The downside is that there are no straps, it's too small to fit over glasses, the lenses are not adjustable, and those "experience reels" are just an expensive marketing gimmick—go to the app stores and download any of the thousands of free and low-cost virtual reality apps and videos, instead.
Buy it for just $17 on Amazon, or pick it up at your neighborhood Target or Walmart.
Goggle Tech C1-Glass. (Photograph by Maria Korolov.)
Best headset that fits in your pocket
If you want a headset that's smaller than a pair of sunglasses, check out the Goggle Tech C-1 Glass. It has no sides, top or bottom, but it's an easy way to quickly watch a virtual reality video or show off an app to a friend. Buy it for $25 from Amazon.
If you don't like this one, there are plenty of other folding, open-sided headsets to choose from, some of them starting at under $10.
One major benefit of open-sided headsets is that they allow full access to the phone's screen, so you don't have to carry a separate Bluetooth controller to interact with apps, or to switch between applications. Plus, they don't block your peripheral vision, so won't miss your stop if you're using it on a train.
The downside is that these headsets are too small to have head straps, and you have to hold them up with your hands. So these aren't for watching a two-hour movie. On the plus side, since they're not tightly strapped to your head, you can use them with your glasses.
Gear VR. (Image courtesy Samsung.)
Best headset for people with Samsung Galaxy phones
The Samsung Gear VR is the priciest set on this list, at $99, but it comes with extra built-in sensors for a better experience, and has a trackpad, back button and volume control built right into the set. Plus, it has some great games in its app store, plus Netflix and Hulu.
The downside is that the selection of games is still small and the games are pricier than similar games for the Google Cardboard. Plus, it only works with late-model Samsung phones.
Buy it from the company, on Amazon or at your nearest Best Buy for $99.
BoboVR Z4. (Image courtesy Bobo VR.)
Best all-around headset
The BoboVR Z4 is the best mobile headset that's not a Gear VR. It works with any late-model Android phone with screens between 4 and 6 inches in size, has built-in headphones and a control button, and is very easy to use. Get it for $39 on Amazon.
The field of view is a very impressive 120 degrees—that's more than the Oculus Rift, HTC Vive, or the Gear VR. This means that you get the widest view possible on your smartphone, but for the best experience you want a phone with the largest, highest-resolution screen that you can afford.

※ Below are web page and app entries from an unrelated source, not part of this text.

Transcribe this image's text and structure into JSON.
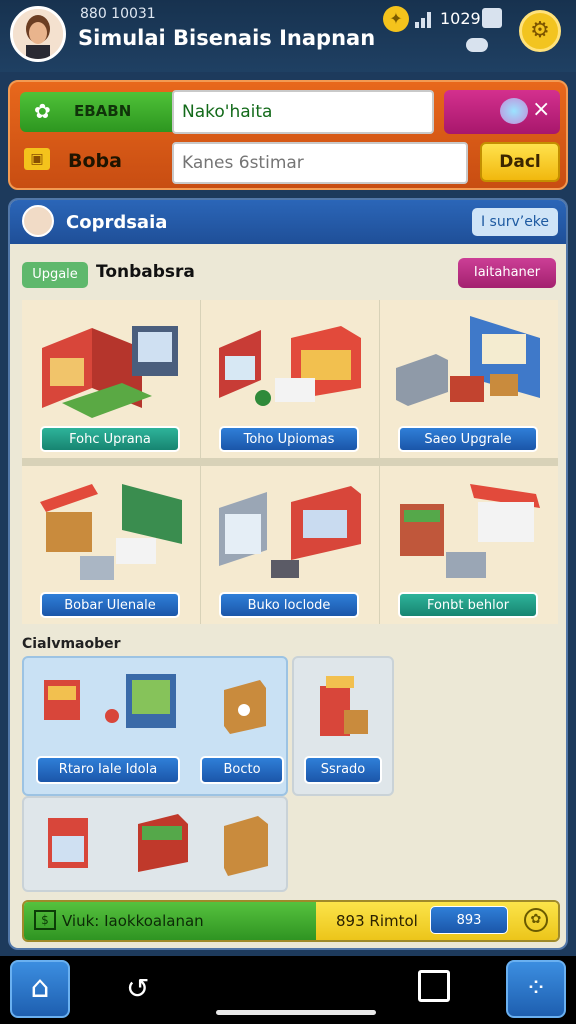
{
  "status": {
    "code": "880 10031",
    "coins": "1029"
  },
  "app": {
    "title": "Simulai Bisenais Inapnan"
  },
  "topPanel": {
    "badge_label": "EBABN",
    "input1_value": "Nako'haita",
    "row2_label": "Boba",
    "input2_placeholder": "Kanes 6stimar",
    "yellow_button": "Dacl",
    "close_glyph": "×"
  },
  "main": {
    "header_title": "Coprdsaia",
    "header_button": "I surv’eke",
    "upgrade_pill": "Upgale",
    "section_title": "Tonbabsra",
    "pink_button": "Iaitahaner",
    "cells": [
      {
        "button": "Fohc Uprana",
        "style": "teal"
      },
      {
        "button": "Toho Upiomas",
        "style": "blue"
      },
      {
        "button": "Saeo Upgrale",
        "style": "blue"
      },
      {
        "button": "Bobar Ulenale",
        "style": "blue"
      },
      {
        "button": "Buko loclode",
        "style": "blue"
      },
      {
        "button": "Fonbt behlor",
        "style": "teal"
      }
    ],
    "subsection_title": "Cialvmaober",
    "sub_buttons": [
      "Rtaro Iale Idola",
      "Bocto",
      "Ssrado"
    ],
    "footer_green": "Viuk: Iaokkoalanan",
    "footer_yellow": "893 Rimtol",
    "footer_pill": "893"
  },
  "icons": {
    "top_bulb": "lightbulb-icon",
    "settings": "settings-gear-icon",
    "home": "home-icon",
    "back": "back-icon",
    "copy": "copy-icon",
    "menu": "apps-menu-icon"
  }
}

The lenses are adjustable, the headset fits over glasses, and it is very easy to use—just open the front cover, drop in your phone, and snap the cover closed.
It weighs 15 ounces. That's a little bit more than the Gear VR, which weighs 12, or the Leji Mini VR, which comes in at just 7 ounces. But a lot of that is due to the headphones. You can also buy versions of this headset without headphones, which weigh 11 ounces, as well as versions bundled with remote controllers.
The reason you might want a remote controller even though it comes with a button is that some users have reported problems with getting the button to work, or getting it to work consistently on their particular phones or with their particular screen protectors.
The BoboVR Z4 does make it easy to use the button. It's on the bottom of the set, on the right-hand site, convenient to press with your thumb while you are holding the headset. If you're right-handed, that is, and don't mind holding the headset. For interactive games, a separate controller or gamepad might be more convenient and comfortable to use for long stretches of time.